[PROBLEM DESCRIPTION]: Look through the listing below and report every line that contains "placeholder".

[RECORDED DATA]:

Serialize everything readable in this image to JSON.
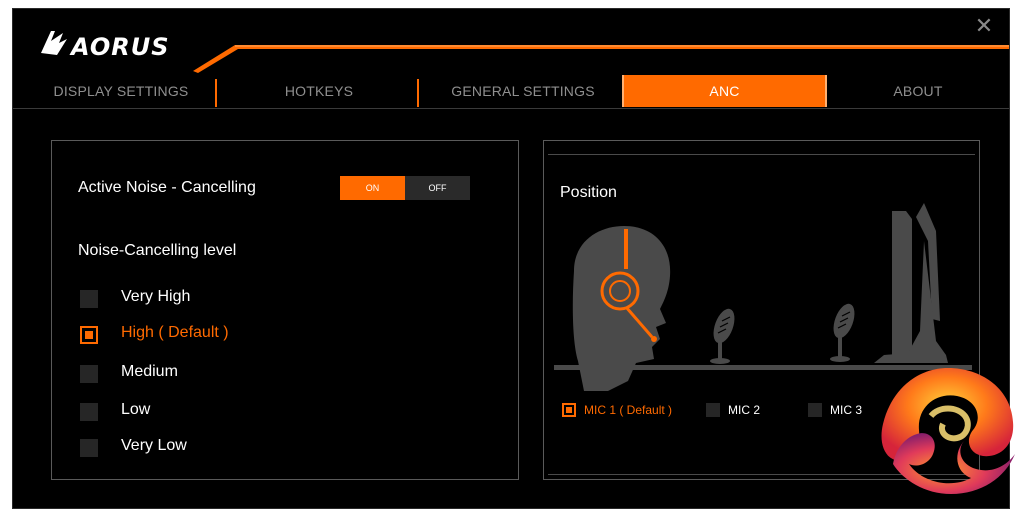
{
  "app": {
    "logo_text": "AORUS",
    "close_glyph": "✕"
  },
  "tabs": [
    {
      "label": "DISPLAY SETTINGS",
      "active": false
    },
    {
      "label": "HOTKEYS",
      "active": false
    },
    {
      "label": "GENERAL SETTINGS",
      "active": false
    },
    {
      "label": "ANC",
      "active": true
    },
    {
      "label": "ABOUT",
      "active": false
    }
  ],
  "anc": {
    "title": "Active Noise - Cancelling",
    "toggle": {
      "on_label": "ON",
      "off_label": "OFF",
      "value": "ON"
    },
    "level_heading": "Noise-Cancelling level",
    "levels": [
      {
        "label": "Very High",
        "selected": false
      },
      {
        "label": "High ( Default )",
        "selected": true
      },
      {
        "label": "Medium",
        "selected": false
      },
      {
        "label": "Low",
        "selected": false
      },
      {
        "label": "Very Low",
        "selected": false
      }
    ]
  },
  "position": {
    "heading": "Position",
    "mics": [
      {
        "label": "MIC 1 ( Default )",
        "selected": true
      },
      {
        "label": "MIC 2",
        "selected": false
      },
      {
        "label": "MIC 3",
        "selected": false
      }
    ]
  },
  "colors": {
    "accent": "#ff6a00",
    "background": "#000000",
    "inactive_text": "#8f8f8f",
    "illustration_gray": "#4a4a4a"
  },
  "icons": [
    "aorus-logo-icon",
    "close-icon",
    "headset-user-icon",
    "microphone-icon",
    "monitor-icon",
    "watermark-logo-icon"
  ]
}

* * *

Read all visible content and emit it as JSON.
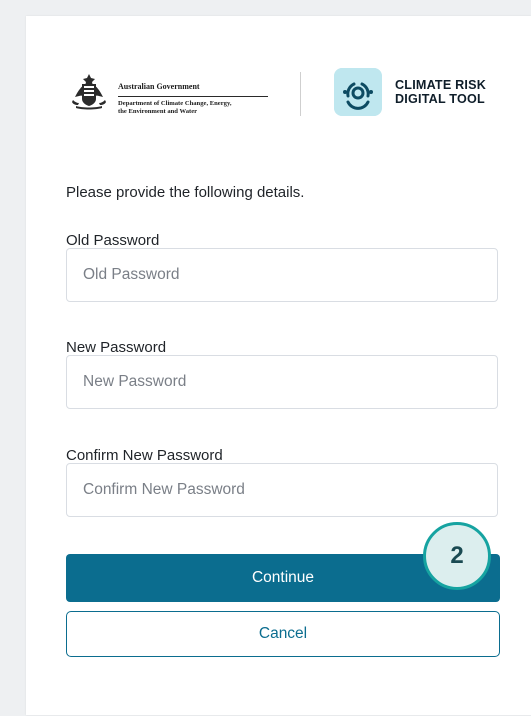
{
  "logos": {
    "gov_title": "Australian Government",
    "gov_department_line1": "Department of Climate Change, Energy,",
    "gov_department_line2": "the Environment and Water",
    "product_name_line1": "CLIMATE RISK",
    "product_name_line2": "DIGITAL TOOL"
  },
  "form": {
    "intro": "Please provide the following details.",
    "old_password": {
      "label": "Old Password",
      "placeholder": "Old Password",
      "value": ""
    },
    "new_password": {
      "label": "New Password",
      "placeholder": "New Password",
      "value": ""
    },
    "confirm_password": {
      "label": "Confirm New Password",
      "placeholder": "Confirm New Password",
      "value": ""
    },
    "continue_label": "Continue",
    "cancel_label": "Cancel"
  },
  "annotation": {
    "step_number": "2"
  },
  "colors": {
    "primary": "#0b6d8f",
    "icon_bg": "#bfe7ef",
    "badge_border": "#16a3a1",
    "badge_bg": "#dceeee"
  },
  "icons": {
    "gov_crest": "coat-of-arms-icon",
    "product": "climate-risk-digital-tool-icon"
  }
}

[EXERCISE SOLUTION]:
      "placeholder": "Old Password",
      "placeholder": "New Password",
      "placeholder": "Confirm New Password",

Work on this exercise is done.